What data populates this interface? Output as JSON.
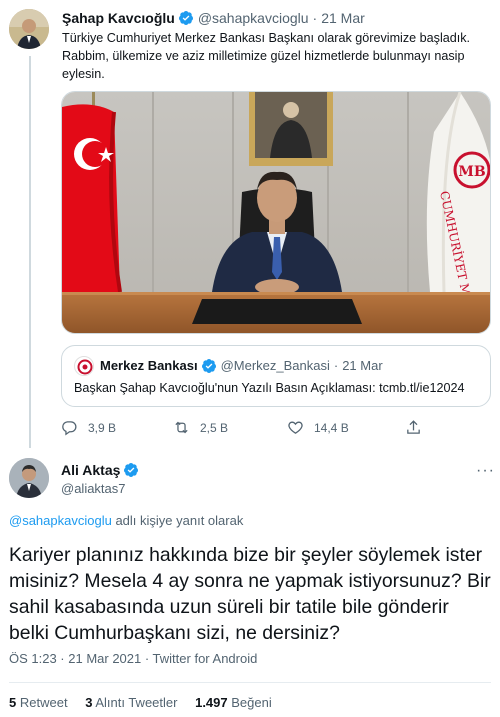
{
  "tweet1": {
    "author_name": "Şahap Kavcıoğlu",
    "handle": "@sahapkavcioglu",
    "separator": "·",
    "date": "21 Mar",
    "text_line1": "Türkiye Cumhuriyet Merkez Bankası Başkanı olarak görevimize başladık.",
    "text_line2": "Rabbim, ülkemize ve aziz milletimize güzel hizmetlerde bulunmayı nasip",
    "text_line3": "eylesin.",
    "photo_banner_text": "CUMHURİYET MERKEZ BANKASI",
    "photo_logo_text": "MB",
    "quote": {
      "author_name": "Merkez Bankası",
      "handle": "@Merkez_Bankasi",
      "separator": "·",
      "date": "21 Mar",
      "text": "Başkan Şahap Kavcıoğlu'nun Yazılı Basın Açıklaması: tcmb.tl/ie12024"
    },
    "actions": {
      "reply_count": "3,9 B",
      "retweet_count": "2,5 B",
      "like_count": "14,4 B"
    }
  },
  "tweet2": {
    "author_name": "Ali Aktaş",
    "handle": "@aliaktas7",
    "more_label": "···",
    "reply_to_handle": "@sahapkavcioglu",
    "reply_to_suffix": " adlı kişiye yanıt olarak",
    "text_line1": "Kariyer planınız hakkında bize bir şeyler söylemek ister",
    "text_line2": "misiniz? Mesela 4 ay sonra ne yapmak istiyorsunuz? Bir",
    "text_line3": "sahil kasabasında uzun süreli bir tatile bile gönderir",
    "text_line4": "belki Cumhurbaşkanı sizi, ne dersiniz?",
    "meta": "ÖS 1:23 · 21 Mar 2021 · Twitter for Android",
    "stats": {
      "retweets_count": "5",
      "retweets_label": "Retweet",
      "quotes_count": "3",
      "quotes_label": "Alıntı Tweetler",
      "likes_count": "1.497",
      "likes_label": "Beğeni"
    }
  },
  "colors": {
    "accent": "#1d9bf0",
    "muted": "#536471",
    "text": "#0f1419",
    "border": "#cfd9de",
    "flag_red": "#e30a17",
    "tcmb_red": "#c8102e"
  }
}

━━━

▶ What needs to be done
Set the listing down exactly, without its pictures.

▶ Answer box
What data populates this interface? Output as JSON.
{
  "tweet1": {
    "author_name": "Şahap Kavcıoğlu",
    "handle": "@sahapkavcioglu",
    "separator": "·",
    "date": "21 Mar",
    "text_line1": "Türkiye Cumhuriyet Merkez Bankası Başkanı olarak görevimize başladık.",
    "text_line2": "Rabbim, ülkemize ve aziz milletimize güzel hizmetlerde bulunmayı nasip",
    "text_line3": "eylesin.",
    "photo_banner_text": "CUMHURİYET MERKEZ BANKASI",
    "photo_logo_text": "MB",
    "quote": {
      "author_name": "Merkez Bankası",
      "handle": "@Merkez_Bankasi",
      "separator": "·",
      "date": "21 Mar",
      "text": "Başkan Şahap Kavcıoğlu'nun Yazılı Basın Açıklaması: tcmb.tl/ie12024"
    },
    "actions": {
      "reply_count": "3,9 B",
      "retweet_count": "2,5 B",
      "like_count": "14,4 B"
    }
  },
  "tweet2": {
    "author_name": "Ali Aktaş",
    "handle": "@aliaktas7",
    "more_label": "···",
    "reply_to_handle": "@sahapkavcioglu",
    "reply_to_suffix": " adlı kişiye yanıt olarak",
    "text_line1": "Kariyer planınız hakkında bize bir şeyler söylemek ister",
    "text_line2": "misiniz? Mesela 4 ay sonra ne yapmak istiyorsunuz? Bir",
    "text_line3": "sahil kasabasında uzun süreli bir tatile bile gönderir",
    "text_line4": "belki Cumhurbaşkanı sizi, ne dersiniz?",
    "meta": "ÖS 1:23 · 21 Mar 2021 · Twitter for Android",
    "stats": {
      "retweets_count": "5",
      "retweets_label": "Retweet",
      "quotes_count": "3",
      "quotes_label": "Alıntı Tweetler",
      "likes_count": "1.497",
      "likes_label": "Beğeni"
    }
  },
  "colors": {
    "accent": "#1d9bf0",
    "muted": "#536471",
    "text": "#0f1419",
    "border": "#cfd9de",
    "flag_red": "#e30a17",
    "tcmb_red": "#c8102e"
  }
}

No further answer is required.